    Oh. So in this research did you happen to compare the warranty period? 1 year versus 5. This speaks volumes.

    Quote:
    The drive has an operational shock rating of 70g. It has a vibration rating of .67 x,y, and z. To compare, take that same cheap seagate consumer drive I mentioned above (literally the cheapest large capacity consumer drive I could find), it has ratings of 80g, and .5 x, y, and z respectively. So THAT isn't it either.


    Correct. 34% increase in vibration detection and compensation.

    Quote:
    Most telling of all that it was not really designed as an enterprise drive but as a consumer drive is that it has NO end to end error correction at all. None. Really? You're going to tell me that a drive with no error correction at all is going in your data center?


    End-to-end data protection (a.k.a PI or DIF) is different than error correction. The drive does have error correction, just not end-to-end. E2E really isn't needed on a drive that isn't designed for mission-critical duties, data protection is handled at the hardware controller layer (RAID/HBA) or the software layer (object storage/erasure coding).
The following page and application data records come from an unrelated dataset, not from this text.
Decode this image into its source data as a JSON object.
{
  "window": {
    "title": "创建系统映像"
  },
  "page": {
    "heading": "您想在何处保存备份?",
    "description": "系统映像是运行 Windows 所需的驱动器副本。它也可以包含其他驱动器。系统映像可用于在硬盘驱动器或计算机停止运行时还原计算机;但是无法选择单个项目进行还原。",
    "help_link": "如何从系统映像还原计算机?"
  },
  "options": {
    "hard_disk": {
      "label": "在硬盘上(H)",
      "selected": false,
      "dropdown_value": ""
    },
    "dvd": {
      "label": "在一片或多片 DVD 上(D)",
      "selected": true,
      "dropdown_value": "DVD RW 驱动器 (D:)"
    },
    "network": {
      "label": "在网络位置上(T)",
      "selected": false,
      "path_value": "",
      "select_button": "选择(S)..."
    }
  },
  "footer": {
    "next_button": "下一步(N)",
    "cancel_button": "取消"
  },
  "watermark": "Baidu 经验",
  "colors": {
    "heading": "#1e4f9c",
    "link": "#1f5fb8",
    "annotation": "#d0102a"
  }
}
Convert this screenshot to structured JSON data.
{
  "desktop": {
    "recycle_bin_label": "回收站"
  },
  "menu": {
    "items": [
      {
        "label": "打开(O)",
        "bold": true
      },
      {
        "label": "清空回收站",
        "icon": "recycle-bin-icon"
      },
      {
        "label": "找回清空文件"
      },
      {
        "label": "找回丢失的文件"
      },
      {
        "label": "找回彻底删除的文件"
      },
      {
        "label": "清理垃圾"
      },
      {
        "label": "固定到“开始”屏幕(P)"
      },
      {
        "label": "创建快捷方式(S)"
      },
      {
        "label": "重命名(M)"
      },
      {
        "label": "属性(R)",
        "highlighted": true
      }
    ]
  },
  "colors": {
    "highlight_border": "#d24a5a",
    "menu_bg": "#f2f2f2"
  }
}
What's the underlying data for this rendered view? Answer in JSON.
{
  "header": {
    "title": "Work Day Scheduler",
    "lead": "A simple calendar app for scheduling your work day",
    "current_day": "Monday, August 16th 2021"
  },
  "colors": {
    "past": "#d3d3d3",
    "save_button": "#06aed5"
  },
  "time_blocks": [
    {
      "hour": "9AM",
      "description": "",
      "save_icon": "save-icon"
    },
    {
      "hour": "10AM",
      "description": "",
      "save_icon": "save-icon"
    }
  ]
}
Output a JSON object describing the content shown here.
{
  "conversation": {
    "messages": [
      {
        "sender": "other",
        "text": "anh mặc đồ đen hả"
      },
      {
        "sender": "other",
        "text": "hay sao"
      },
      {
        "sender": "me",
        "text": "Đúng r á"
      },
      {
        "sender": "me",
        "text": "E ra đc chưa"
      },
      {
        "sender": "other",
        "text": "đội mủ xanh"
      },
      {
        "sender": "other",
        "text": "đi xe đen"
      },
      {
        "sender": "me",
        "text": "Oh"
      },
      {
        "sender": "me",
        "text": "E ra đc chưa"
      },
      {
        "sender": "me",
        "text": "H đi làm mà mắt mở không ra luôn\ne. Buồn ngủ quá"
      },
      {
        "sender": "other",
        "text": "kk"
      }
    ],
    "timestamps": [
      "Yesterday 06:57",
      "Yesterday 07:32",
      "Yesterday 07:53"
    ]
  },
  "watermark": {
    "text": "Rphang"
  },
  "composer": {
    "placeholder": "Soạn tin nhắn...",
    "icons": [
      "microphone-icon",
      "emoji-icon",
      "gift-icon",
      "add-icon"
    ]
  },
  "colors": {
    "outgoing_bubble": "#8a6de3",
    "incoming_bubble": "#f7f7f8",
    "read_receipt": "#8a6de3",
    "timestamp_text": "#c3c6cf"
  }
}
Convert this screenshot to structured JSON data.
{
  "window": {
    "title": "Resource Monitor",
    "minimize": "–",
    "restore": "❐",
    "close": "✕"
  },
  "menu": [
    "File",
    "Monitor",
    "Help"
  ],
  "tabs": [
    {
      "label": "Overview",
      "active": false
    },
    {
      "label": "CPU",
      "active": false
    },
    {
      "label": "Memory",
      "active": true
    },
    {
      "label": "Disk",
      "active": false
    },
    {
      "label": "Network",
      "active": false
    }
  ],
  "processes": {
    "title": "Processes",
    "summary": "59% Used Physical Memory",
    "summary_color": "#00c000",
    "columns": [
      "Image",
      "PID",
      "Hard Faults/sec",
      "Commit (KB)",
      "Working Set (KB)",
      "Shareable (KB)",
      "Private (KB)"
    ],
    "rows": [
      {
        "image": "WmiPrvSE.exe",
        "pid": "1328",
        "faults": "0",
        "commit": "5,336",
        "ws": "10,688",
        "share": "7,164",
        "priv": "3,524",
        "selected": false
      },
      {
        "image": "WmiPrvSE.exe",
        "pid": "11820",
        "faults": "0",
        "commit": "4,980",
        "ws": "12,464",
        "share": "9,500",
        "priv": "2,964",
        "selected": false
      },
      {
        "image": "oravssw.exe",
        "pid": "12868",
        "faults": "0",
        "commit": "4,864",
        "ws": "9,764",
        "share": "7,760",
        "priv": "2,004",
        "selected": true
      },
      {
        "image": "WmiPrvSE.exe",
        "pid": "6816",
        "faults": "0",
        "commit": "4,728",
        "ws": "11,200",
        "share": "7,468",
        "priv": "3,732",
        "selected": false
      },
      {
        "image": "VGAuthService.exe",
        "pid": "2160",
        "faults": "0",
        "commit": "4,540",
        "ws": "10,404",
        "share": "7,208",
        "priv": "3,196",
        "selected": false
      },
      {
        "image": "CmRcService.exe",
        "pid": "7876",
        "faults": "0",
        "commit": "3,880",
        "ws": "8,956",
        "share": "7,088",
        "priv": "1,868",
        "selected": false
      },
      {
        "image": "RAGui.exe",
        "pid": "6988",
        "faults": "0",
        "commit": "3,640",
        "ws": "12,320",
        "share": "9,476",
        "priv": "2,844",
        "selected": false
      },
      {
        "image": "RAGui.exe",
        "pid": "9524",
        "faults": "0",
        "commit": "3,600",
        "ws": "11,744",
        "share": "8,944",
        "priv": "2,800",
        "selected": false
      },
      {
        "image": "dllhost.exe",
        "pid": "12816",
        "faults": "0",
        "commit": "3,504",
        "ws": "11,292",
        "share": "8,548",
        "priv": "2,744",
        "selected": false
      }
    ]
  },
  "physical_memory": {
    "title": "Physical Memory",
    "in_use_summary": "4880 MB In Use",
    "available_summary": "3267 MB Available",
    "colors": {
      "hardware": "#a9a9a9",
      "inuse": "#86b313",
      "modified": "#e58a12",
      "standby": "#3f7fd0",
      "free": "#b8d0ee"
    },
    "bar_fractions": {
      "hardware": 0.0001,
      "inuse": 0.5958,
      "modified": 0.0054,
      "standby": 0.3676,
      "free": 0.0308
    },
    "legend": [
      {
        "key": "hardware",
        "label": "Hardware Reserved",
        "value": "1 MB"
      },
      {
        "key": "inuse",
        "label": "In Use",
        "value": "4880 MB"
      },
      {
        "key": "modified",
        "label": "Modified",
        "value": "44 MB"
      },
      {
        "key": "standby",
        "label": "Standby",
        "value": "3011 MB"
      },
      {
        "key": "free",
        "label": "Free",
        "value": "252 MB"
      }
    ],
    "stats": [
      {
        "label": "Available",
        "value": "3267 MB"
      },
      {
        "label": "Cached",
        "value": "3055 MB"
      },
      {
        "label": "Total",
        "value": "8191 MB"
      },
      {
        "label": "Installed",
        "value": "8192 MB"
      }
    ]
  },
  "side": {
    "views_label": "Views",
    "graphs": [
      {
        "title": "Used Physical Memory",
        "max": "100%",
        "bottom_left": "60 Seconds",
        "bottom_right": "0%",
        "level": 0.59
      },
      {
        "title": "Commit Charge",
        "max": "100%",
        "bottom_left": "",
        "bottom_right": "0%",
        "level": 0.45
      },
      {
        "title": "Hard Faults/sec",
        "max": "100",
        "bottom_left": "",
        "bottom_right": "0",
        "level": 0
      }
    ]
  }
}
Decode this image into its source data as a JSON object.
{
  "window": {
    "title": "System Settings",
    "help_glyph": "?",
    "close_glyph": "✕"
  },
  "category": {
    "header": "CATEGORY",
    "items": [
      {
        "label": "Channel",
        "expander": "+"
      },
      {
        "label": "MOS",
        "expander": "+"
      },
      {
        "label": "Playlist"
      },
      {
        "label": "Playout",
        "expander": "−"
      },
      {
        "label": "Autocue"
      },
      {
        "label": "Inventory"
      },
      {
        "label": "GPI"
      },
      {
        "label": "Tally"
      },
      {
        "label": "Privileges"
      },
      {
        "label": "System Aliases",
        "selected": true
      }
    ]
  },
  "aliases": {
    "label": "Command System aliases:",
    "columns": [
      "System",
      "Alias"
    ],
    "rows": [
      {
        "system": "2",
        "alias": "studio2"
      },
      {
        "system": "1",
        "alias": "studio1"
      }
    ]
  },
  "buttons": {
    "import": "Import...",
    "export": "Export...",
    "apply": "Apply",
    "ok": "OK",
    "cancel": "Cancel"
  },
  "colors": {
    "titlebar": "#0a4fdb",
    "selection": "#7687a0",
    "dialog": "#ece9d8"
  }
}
    Quote:
    Meanwhile, HGST does make real enterprise drives (something like the C15K600) but at over a dollar per GB, they don't waste time marketing them to consumers.


    The C15K600 is also reviewed on the same site as this drive. Tom's IT Pro is a trade publication for IT professionals.

    You keep returning to the "real enterprise drive" refrain. Just like vehicles, there are different drives for every application. You wouldn't purchase a Formula 1 car to move furniture, would you? I would hope not, that is an insane waste of money.

    The drives that you keep referring to as "real enterprise drives" fall into the mission-critical category. These drives have dual-port SAS and a whole suite of very expensive features that you wouldn't use for the same workloads, or storage environments, as you would use an enterprise SATA HDD for. However, they both still have a place in the datacenter, and both are deployed in the millions.

    Apparently you are under the impression that there is only one drive for each and every single type of enterprise workload.
  • bikerepairman1
    I for myself am not very fond of high capacity disks. When the array needs to rebuild, it will take a long time. (I had my 7x 1TB RAID6 array + 1x H.S. rebuild due to a disk failure.)
  • Rookie_MIB
    1990529 said:
    I for myself am not very fond of high capacity disks. When the array needs to rebuild, it will take a long time. (I had my 7x 1TB RAID6 array + 1x H.S. rebuild due to a disk failure.)


    No kidding. I had a 5x2TB array lose a drive (about 1 month after the 3 year warranty went out grumble grumble) and it took about 40 hours to rebuild. Not a big fan of that.
  • bikerepairman1
    1373686 said:
    1990529 said:
    I for myself am not very fond of high capacity disks. When the array needs to rebuild, it will take a long time. (I had my 7x 1TB RAID6 array + 1x H.S. rebuild due to a disk failure.)
    No kidding. I had a 5x2TB array lose a drive (about 1 month after the 3 year warranty went out grumble grumble) and it took about 40 hours to rebuild. Not a big fan of that.


    You got my point. Now imagine you have 5x 8TB in the array. That rebuild would take what, 140-160 hours? That is nearly a week! In a datacenter with, most likely, mission critical data? have fun selling that.